Dan's Review: "Deadpool" raunchy fun for adults only
Feb 13, 2016 11:16AM ● Published by Dan Metcalf
Ryan Reynolds in Deadpool - © 2015 - Twentieth Century Fox
Deadpool (20th Century Fox)
(very) Rated R for strong violence and language throughout, sexual content and graphic nudity.
Starring Ryan Reynolds, Morena Baccarin, Ed Skrein, T.J. Miller, Gina Carano, Brianna Hildebrand, Stefan Kapičić (voice), Andre Tricoteux, Leslie Uggams, Jed Rees, Karan Soni.
Written by Rhett Reese and Paul Wernick.
Directed by Tim Miller.
Disclaimer: Deadpool is rated R. It’s not one of those films that derives its rating from “that one scene” or because it meets a particular threshold for f-bombs. Deadpool gets its rating from graphic violence, irreverent humor and raunchy behavior throughout the entire film. Don’t get me wrong. There are plenty of these kinds of movies out there, but none of them come with the Marvel name attached to them. So, if you have any delusions about taking your preteen comic book/superhero fan to see Deadpool, think again. It’s not a kids movie, even though it is part of the X-Men cinematic universe.
Ryan Reynolds plays Wade Wilson (reprising the role he played in X-Men Origins: Wolverine), a former special ops soldier who makes a living as a street mercenary. He meets the beautiful Vanessa (Morena Baccarin) and falls in love (their affair is developed through a montage of sexual encounters). A year later, Wade discovers he has terminal cancer. A mysterious stranger approaches him, offering a chance to be cured. He leaves Vanessa and agrees to the suspect treatment, which is administered by an evil man named Francis “Ajax” Freeman. The process turns out to be a series of torture designed to awaken a mutation within the patient. Ajax plans to create mutant soldiers to bolster his ranks of bad-guys. Smart-mouthed Wade manages to make enemies of Ajax and his sidekick Angel Dust (Gina Carano), and becomes permanently disfigured in an explosion and left for dead. Wade’s mutant powers turn out to be the ability to regenerate cells quickly, making him practically invincible. He also posses super strength and quickness, making him a powerful killing machine. Rising from the ashes of the destroyed lab, Wade goes on a quest to find Ajax and force the evil villain to cure him. Along the way, Wade develops his super persona into Deadpool, knocking off people associated with Ajax, and delivering his own brand of justice.

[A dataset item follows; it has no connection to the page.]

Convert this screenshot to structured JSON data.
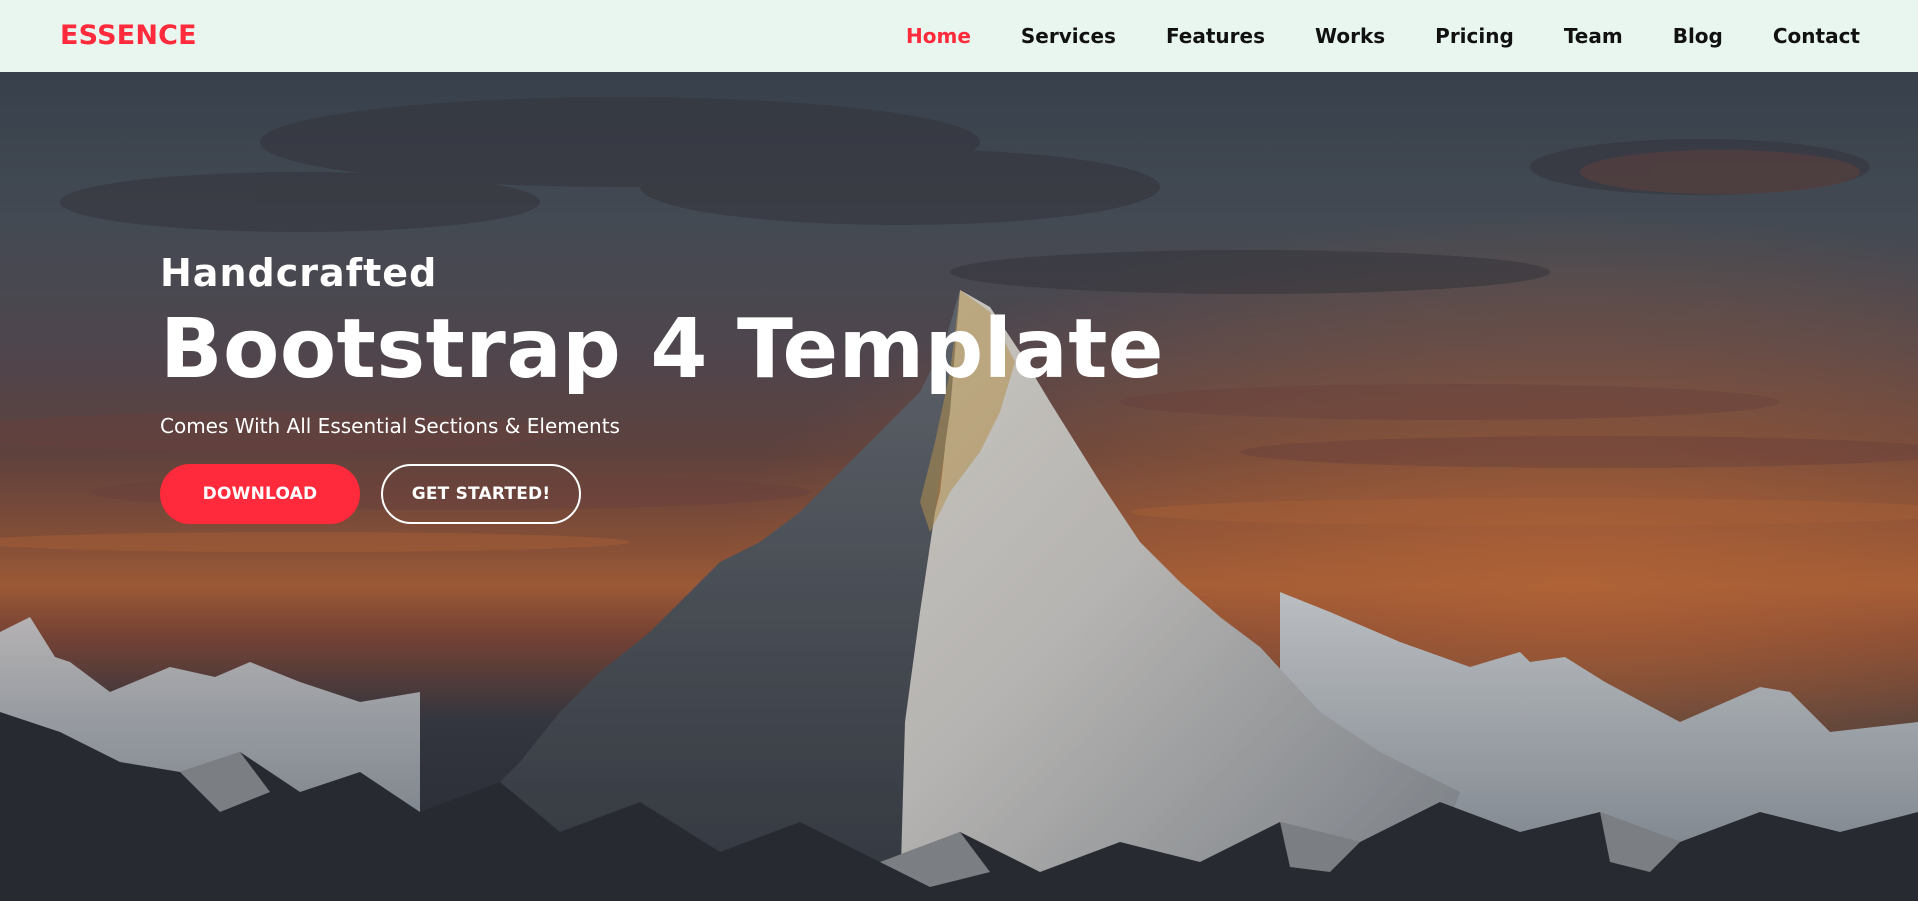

Unable to face Vanessa in his disfigured form, Deadpool lives with a blind woman named Al (Leslie Uggams – remember her as “Kizzy” in the original Roots TV miniseries?) and associating with his old pal and bar owner Weasel (T.J. Miller). As Deadpool gains notoriety, he attracts the attention of the X-Men, who send Colossus (voiced by Stefan Kapičić) and a mutant trainee named Negasonic Teenage Warhead (Brianna Hildebrand) to recruit him. Deadpool resists, but eventually asks the pair to assist when he discovers that Ajax has kidnapped Vanessa, leading to a huge final battle at a shipyard.
Despite its rough and vulgar nature, Deadpool is well-crafted and impressive comedy. The nonstop snarky dialogue is very funny if you can stand the saucy language. Ryan Reynolds’ delivery that breaks the “fourth wall” (speaking directly to the audience) works on many levels, while poking fun at himself and the entire Marvel/comic book universe. He even takes a jab at his own ill-fated turn as the Green Lantern. His greatest jokes have to do with Wolverine and specifically Hugh Jackman, The special effects are up to par with any other superhero film, despite being used to depict several scenes of graphic violence.
Since the spirit of any Deadpool movie is all about breaking rules, there are some minor problems with the movie, including a few unresolved plot holes and character justifications, but not enough to detract from the final product.
So, if you are an adult who likes to explore the dark side of comic book heroes (or, this case, and antihero), Deadpool is right up your (dark) alley.
Incidentally, you should stay through the end credits for one of those patented Marvel “added” scenes. It’s Deadpool’s homage to another “fourth wall” character from the 1980s.